After law school, worked as a corporate lawyer in Washington, D.C.
From 1989 to 1991, he served as a federal prosecutor in North Carolina's Eastern District, where he successfully prosecuted one of the largest check kiting schemes in U.S. history.
In 1992, he was elected to the N.C. House of Representatives, where he served one term. His bills changed open meetings and public records laws, required seat belts on school buses and expanded a child care tax credit. (See a complete list here.)
Because of his boyish looks, he was once mistaken for a page by a sergeant-at-arms.
He was ranked the 40th most effective of 120 state representatives.
In 1994, he ran unsuccessfully for the 2nd District Congressional seat.
In 1995, Gov. Jim Hunt appointed Moore secretary of the Department of Crime Control and Public Safety. In that role, he led the state's response to Hurricane Fran and Hurricane Floyd and oversaw the state Highway Patrol and National Guard. He was nicknamed the "Flood Stud" for his near-constant television presence during the aftermath of both storms. He served in that position until 1999.
After considering a run for lieutenant governor, Moore was elected treasurer in 2000 and again in 2004.
In 2004, he co-authored "Faces from the Flood," a collection of interviews with victims of Hurricane Floyd and an assessment of the state's response.

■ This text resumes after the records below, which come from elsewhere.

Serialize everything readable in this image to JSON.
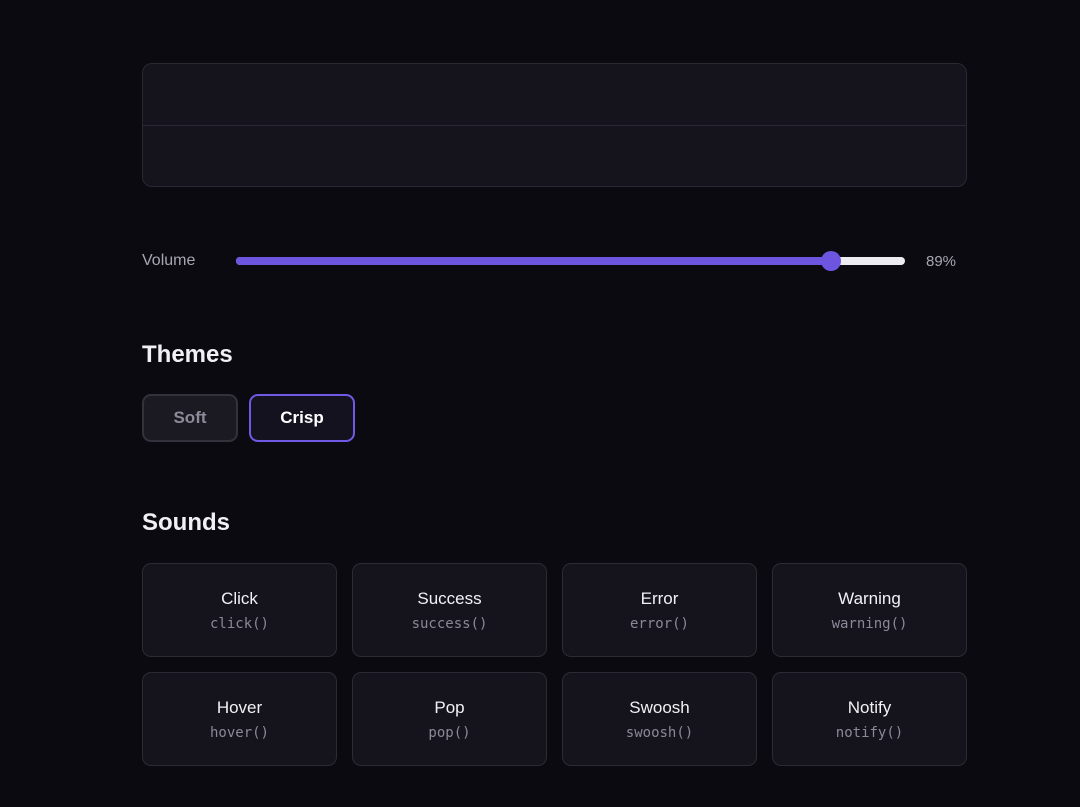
{
  "volume": {
    "label": "Volume",
    "value_text": "89%",
    "value": 0.89
  },
  "themes": {
    "heading": "Themes",
    "options": [
      {
        "label": "Soft",
        "selected": false
      },
      {
        "label": "Crisp",
        "selected": true
      }
    ]
  },
  "sounds": {
    "heading": "Sounds",
    "items": [
      {
        "name": "Click",
        "fn": "click()"
      },
      {
        "name": "Success",
        "fn": "success()"
      },
      {
        "name": "Error",
        "fn": "error()"
      },
      {
        "name": "Warning",
        "fn": "warning()"
      },
      {
        "name": "Hover",
        "fn": "hover()"
      },
      {
        "name": "Pop",
        "fn": "pop()"
      },
      {
        "name": "Swoosh",
        "fn": "swoosh()"
      },
      {
        "name": "Notify",
        "fn": "notify()"
      }
    ]
  },
  "colors": {
    "accent": "#6e55e0",
    "background": "#0b0a10",
    "card": "#15141d"
  }
}
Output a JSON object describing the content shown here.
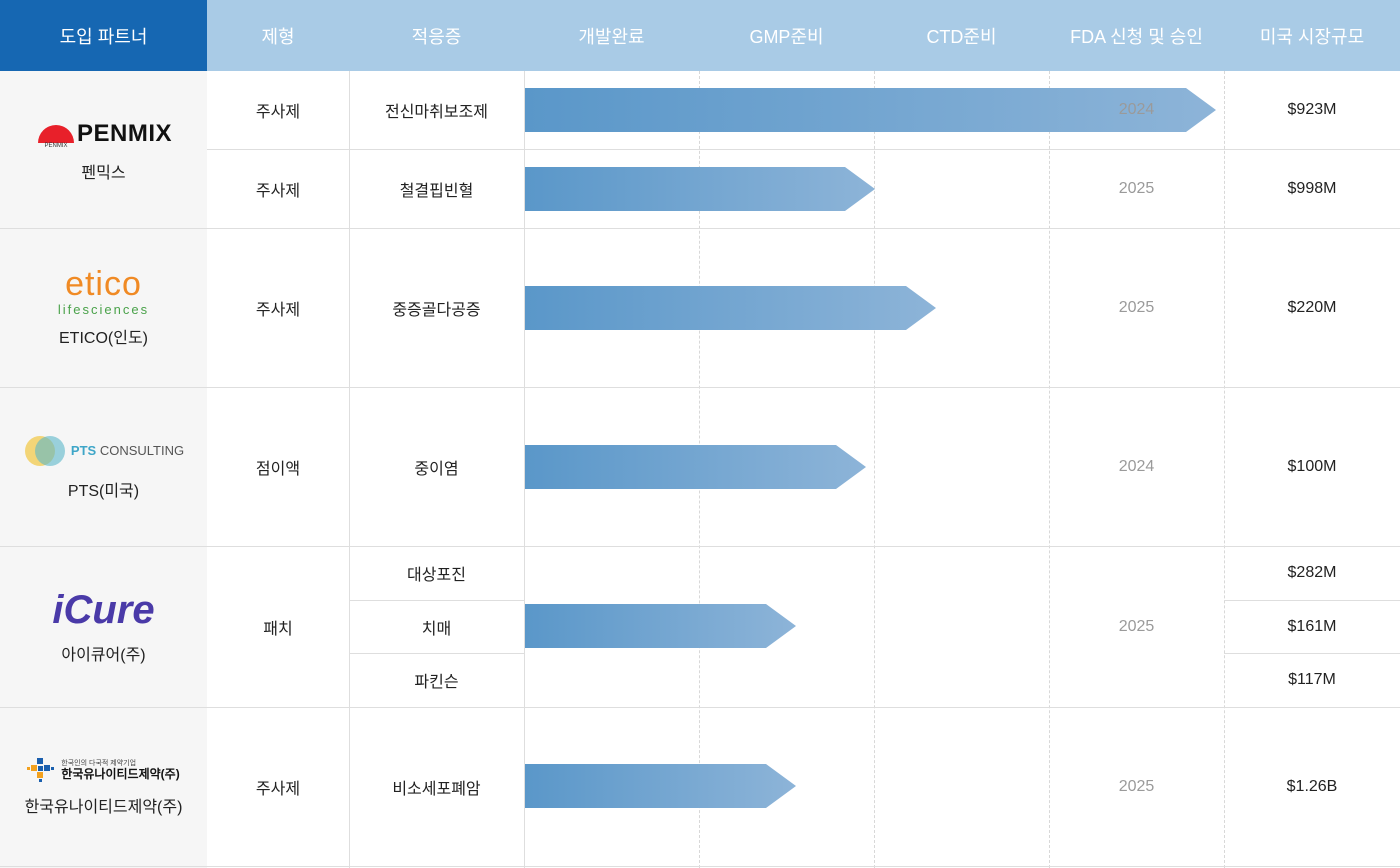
{
  "header": {
    "columns": [
      "도입 파트너",
      "제형",
      "적응증",
      "개발완료",
      "GMP준비",
      "CTD준비",
      "FDA 신청 및 승인",
      "미국 시장규모"
    ]
  },
  "partners": [
    {
      "logo_text": "PENMIX",
      "logo_small": "PENMIX",
      "name": "펜믹스"
    },
    {
      "logo_text": "etico",
      "logo_sub": "lifesciences",
      "name": "ETICO(인도)"
    },
    {
      "logo_text": "PTS",
      "logo_sub": "CONSULTING",
      "name": "PTS(미국)"
    },
    {
      "logo_text": "iCure",
      "name": "아이큐어(주)"
    },
    {
      "logo_small": "한국인의 다국적 제약기업",
      "logo_text": "한국유나이티드제약(주)",
      "name": "한국유나이티드제약(주)"
    }
  ],
  "rows": [
    {
      "form": "주사제",
      "indications": [
        "전신마취보조제"
      ],
      "year": "2024",
      "markets": [
        "$923M"
      ],
      "progress_stage": 3.95
    },
    {
      "form": "주사제",
      "indications": [
        "철결핍빈혈"
      ],
      "year": "2025",
      "markets": [
        "$998M"
      ],
      "progress_stage": 2.0
    },
    {
      "form": "주사제",
      "indications": [
        "중증골다공증"
      ],
      "year": "2025",
      "markets": [
        "$220M"
      ],
      "progress_stage": 2.35
    },
    {
      "form": "점이액",
      "indications": [
        "중이염"
      ],
      "year": "2024",
      "markets": [
        "$100M"
      ],
      "progress_stage": 1.95
    },
    {
      "form": "패치",
      "indications": [
        "대상포진",
        "치매",
        "파킨슨"
      ],
      "year": "2025",
      "markets": [
        "$282M",
        "$161M",
        "$117M"
      ],
      "progress_stage": 1.55
    },
    {
      "form": "주사제",
      "indications": [
        "비소세포폐암"
      ],
      "year": "2025",
      "markets": [
        "$1.26B"
      ],
      "progress_stage": 1.55
    }
  ],
  "colors": {
    "header_primary": "#1667b2",
    "header_secondary": "#a9cbe6",
    "bar_start": "#5a97c9",
    "bar_end": "#8db4d8"
  }
}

The book was published by The University of North Carolina Press. A documentary based on the book aired on UNC-TV.
In office, he promoted the state's unclaimed property fund and refinanced state bonds, saving the state an estimated $100 million. He also worked to increase financial literacy among high school students.
When the state pension fund lost tens of millions of dollars because of the collapse of Enron and WorldCom, Moore began speaking out about corporate governance.
He also criticized what he called excessive pay for executives of major companies. In May of 2006, Moore withheld votes from five Exxon Mobil directors who had approved a $100 million retirement package for former CEO Lee Raymond.
At the time, the pension fund's 11 million shares in Exxon were its singlest largest holding.
In 2004, he was named one of Governing magazine's Public Officials of the Year.
Recently, he has been criticized for accepting campaign donations from employees of investment firms he's hired as treasurer. A House bill would create a new board to oversee the state pension fund, but it is stuck in committee.
Gubernatorial Campaign '08
On May 22, 2007, Moore launched a campaign for the Democratic nomination for governor at J.F. Webb High in Oxford. He said he would work to extend access to health care to all North Carolinians and bring a "fix-it mentality" to state government.
He proposed an endowment to fund gubernatorial campaigns, cutting property taxes for seniors and raising the minimum wage, increasing the homestead exemption, promoting alternative energy, reforming the state transportation board and giving the governor the line-item veto on the state budget.
In late February, he endorsed Democratic presidential candidate Barack Obama. He attended an Obama speech in Fayetteville and later ran an ad on black radio stations around North Carolina noting the endorsement.
He was endorsed by a group of female legislators, including Sen. Ellie Kinnaird and Reps. Maggie Jeffus and Pricey Harrison; a group of former teachers; UNITE HERE, Equality NC, the Professional Fire Fighters and Paramedics of N.C., the People's Alliance, and the Winston-Salem Journal.
In mid-July, he endorsed Perdue by e-mail 71 days after the primary. The Republican Governors Association later re-created Moore's anti-Perdue site, essentially using his primary attacks against her in the general election.
Moore leaves office as state treasurer in January of 2009. Some have speculated he may run for the Democratic nomination to face U.S. Sen. Richard Burr in 2010. Others have said he will likely retire from politics.
Research and reporting by Ryan Teague Beckwith.
|N.C. Treasurer's Office
325 N. Salisbury St., Raleigh, N.C. 27603-1385
|Richard Moore Committee
P.O. Box 749, Raleigh, N.C. 27602
|bachelor of arts
Wake Forest University
London School of Economics
Wake Forest University